Elaine says,
Whenever I introduce a new problem and we brainstorm a list of strategies for solving, my students can easily identify five or more effective manipulatives or means of finding the answer and, what’s even better is that they can articulate what they will do with it. We’ve come a long way in the last few weeks. As their teacher, my comfort level has increased considerably and I’m finding that I’m loosening control over them as they work and instead allowing them to work through their problems, make mistakes, and evaluate their own findings.

Suzanne says,

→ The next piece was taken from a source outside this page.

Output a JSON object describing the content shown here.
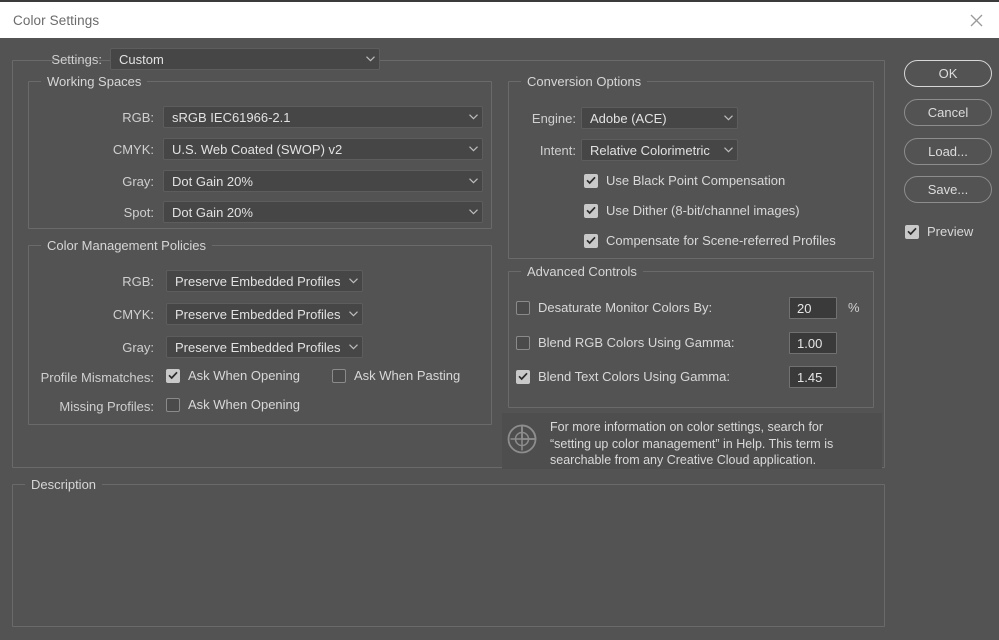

As I’m reading your thoughts one thing I can’t help but point out is the power of the written word. I firmly believe that talking things out is an excellent first step … but … a very important follow-up step is to have students individually write down their thoughts whether it’s paper/pencil or computer — it’s fascinating how some quiet students will write more than the talkative students. It’s also fascinating that students who go to write can’t communicate anything and yet you could have sworn that they fully understood everything. As with everything, it’s all a process … and … I imagine if you are working with very young students, best is to develop their talking. As their writing skills improve, that part of the process can be emphasized.